## Extracted entries
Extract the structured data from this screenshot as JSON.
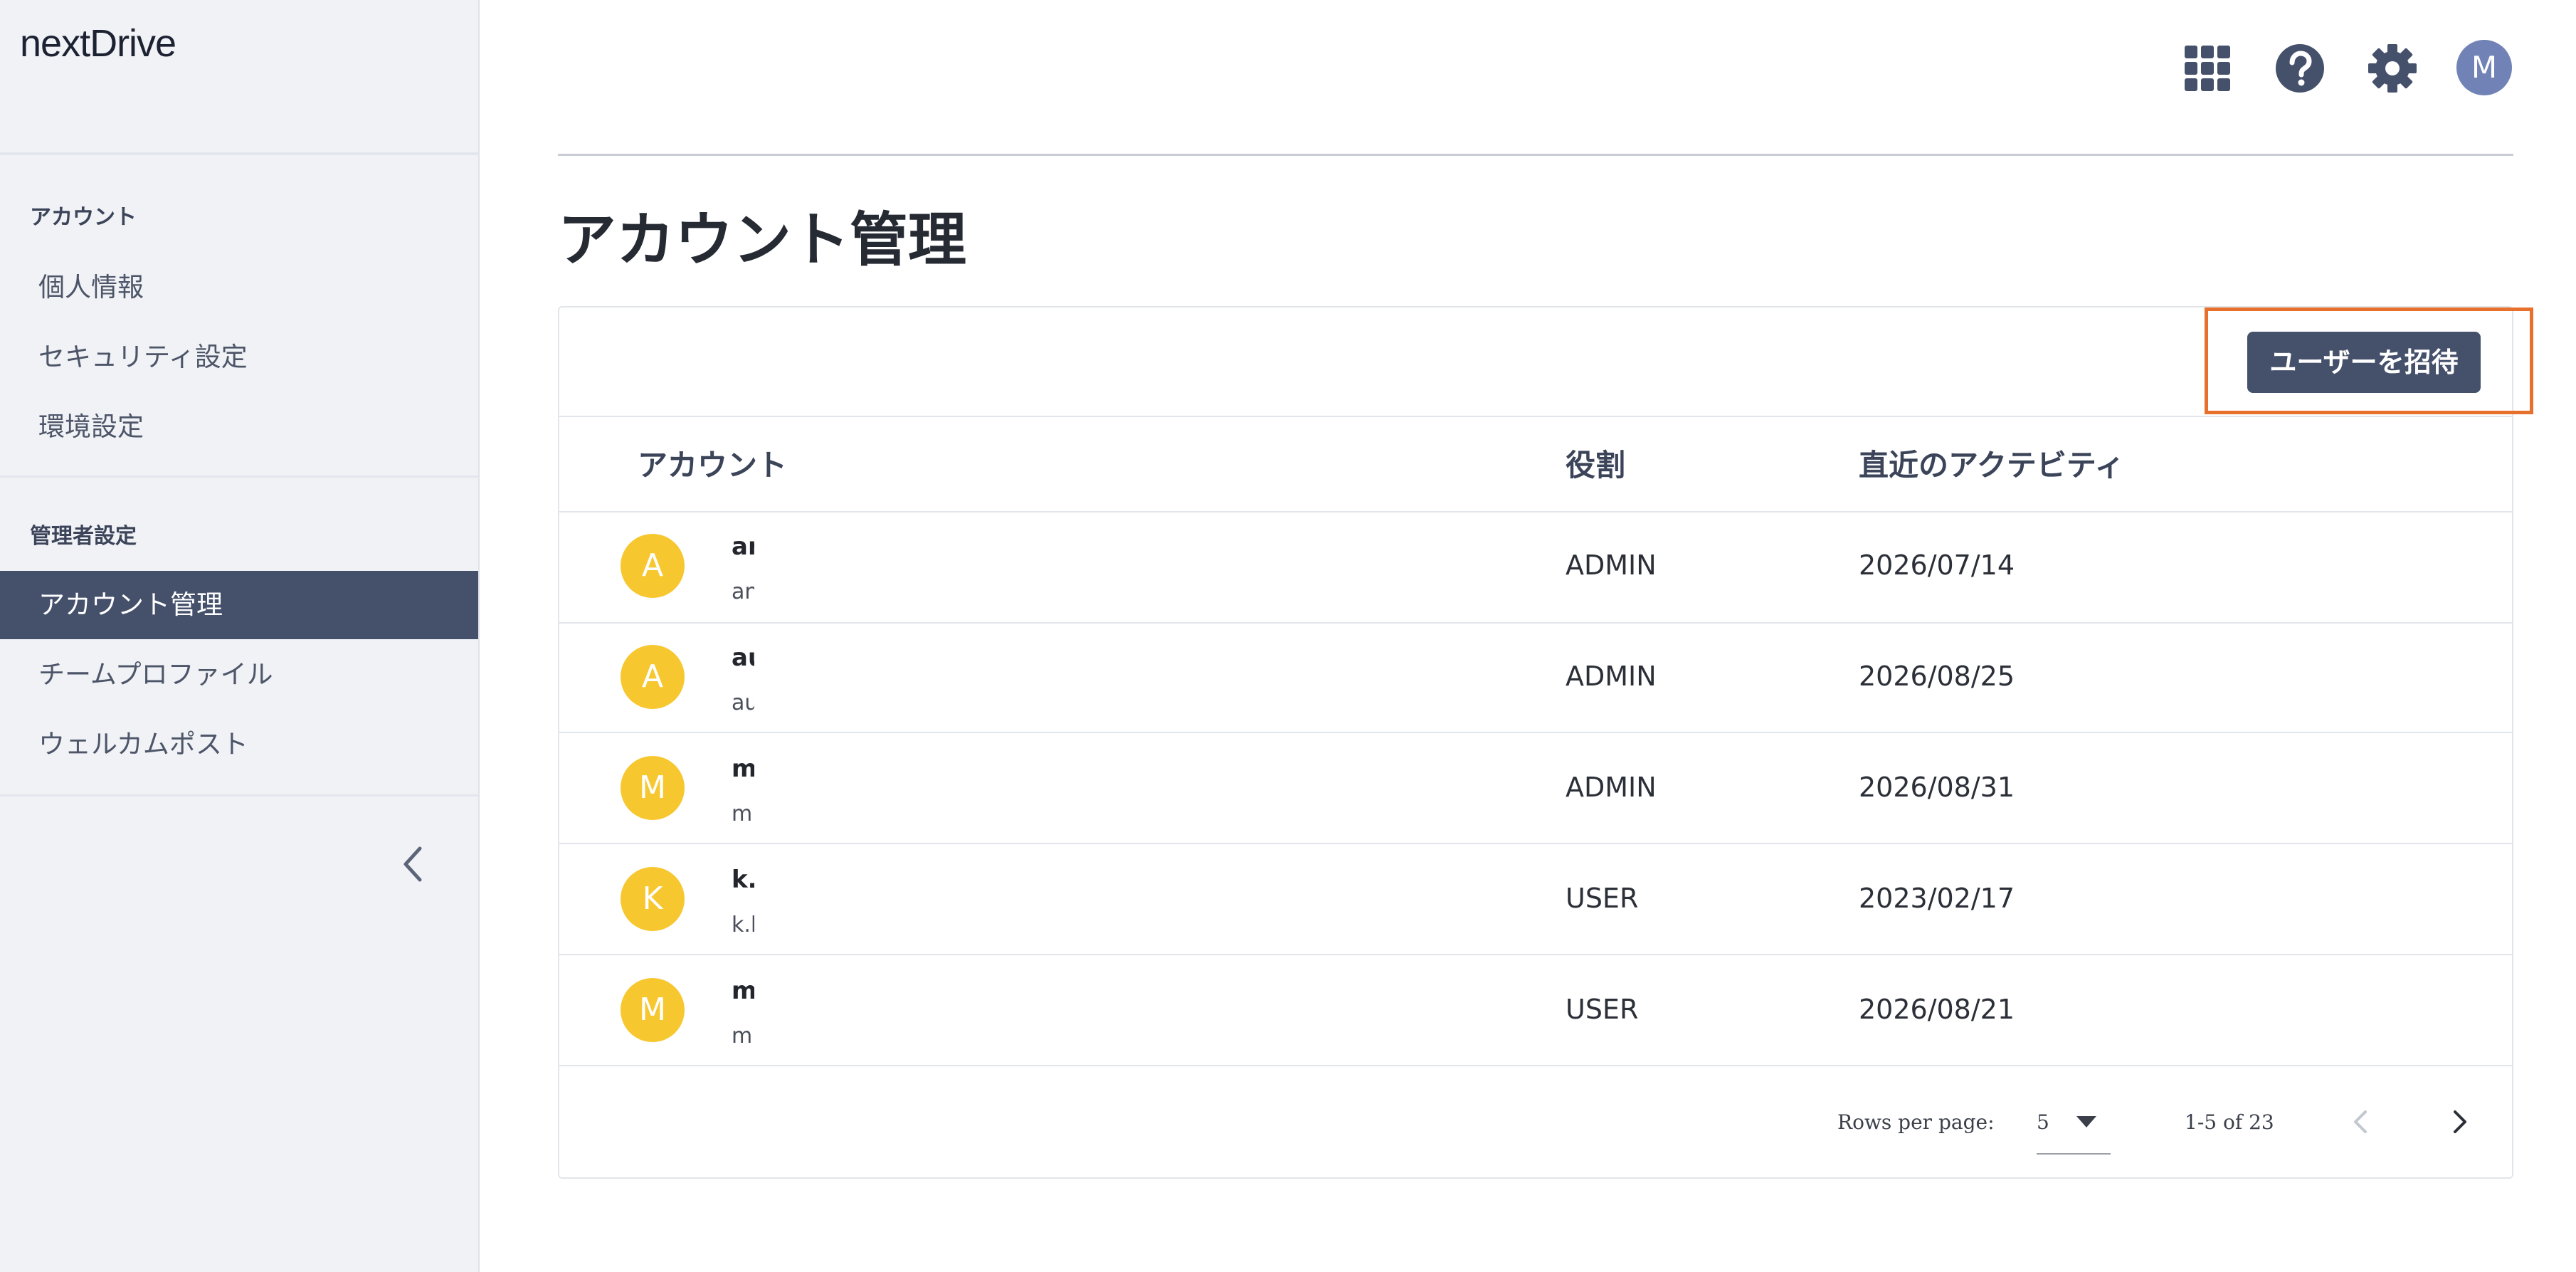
{
  "app": {
    "logo_text": "nextDrive"
  },
  "sidebar": {
    "sections": [
      {
        "heading": "アカウント",
        "items": [
          "個人情報",
          "セキュリティ設定",
          "環境設定"
        ]
      },
      {
        "heading": "管理者設定",
        "items": [
          "アカウント管理",
          "チームプロファイル",
          "ウェルカムポスト"
        ]
      }
    ],
    "active_item": "アカウント管理"
  },
  "topbar": {
    "user_initial": "M",
    "icons": [
      "apps-grid-icon",
      "help-icon",
      "settings-gear-icon"
    ]
  },
  "page": {
    "title": "アカウント管理"
  },
  "toolbar": {
    "invite_label": "ユーザーを招待"
  },
  "table": {
    "columns": [
      "アカウント",
      "役割",
      "直近のアクテビティ"
    ],
    "rows": [
      {
        "initial": "A",
        "name": "ar",
        "email": "an",
        "role": "ADMIN",
        "last_activity": "2026/07/14"
      },
      {
        "initial": "A",
        "name": "au",
        "email": "au",
        "role": "ADMIN",
        "last_activity": "2026/08/25"
      },
      {
        "initial": "M",
        "name": "m",
        "email": "mi",
        "role": "ADMIN",
        "last_activity": "2026/08/31"
      },
      {
        "initial": "K",
        "name": "k.",
        "email": "k.l",
        "role": "USER",
        "last_activity": "2023/02/17"
      },
      {
        "initial": "M",
        "name": "m",
        "email": "m.",
        "role": "USER",
        "last_activity": "2026/08/21"
      }
    ]
  },
  "pagination": {
    "rows_per_page_label": "Rows per page:",
    "rows_per_page": "5",
    "range_text": "1-5 of 23"
  },
  "colors": {
    "accent": "#45506b",
    "avatar": "#f7c730",
    "highlight": "#e8702d",
    "sidebar_bg": "#f0f2f6"
  }
}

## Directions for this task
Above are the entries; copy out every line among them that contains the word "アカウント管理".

## Response to the task
          "アカウント管理",
    "active_item": "アカウント管理"
    "title": "アカウント管理"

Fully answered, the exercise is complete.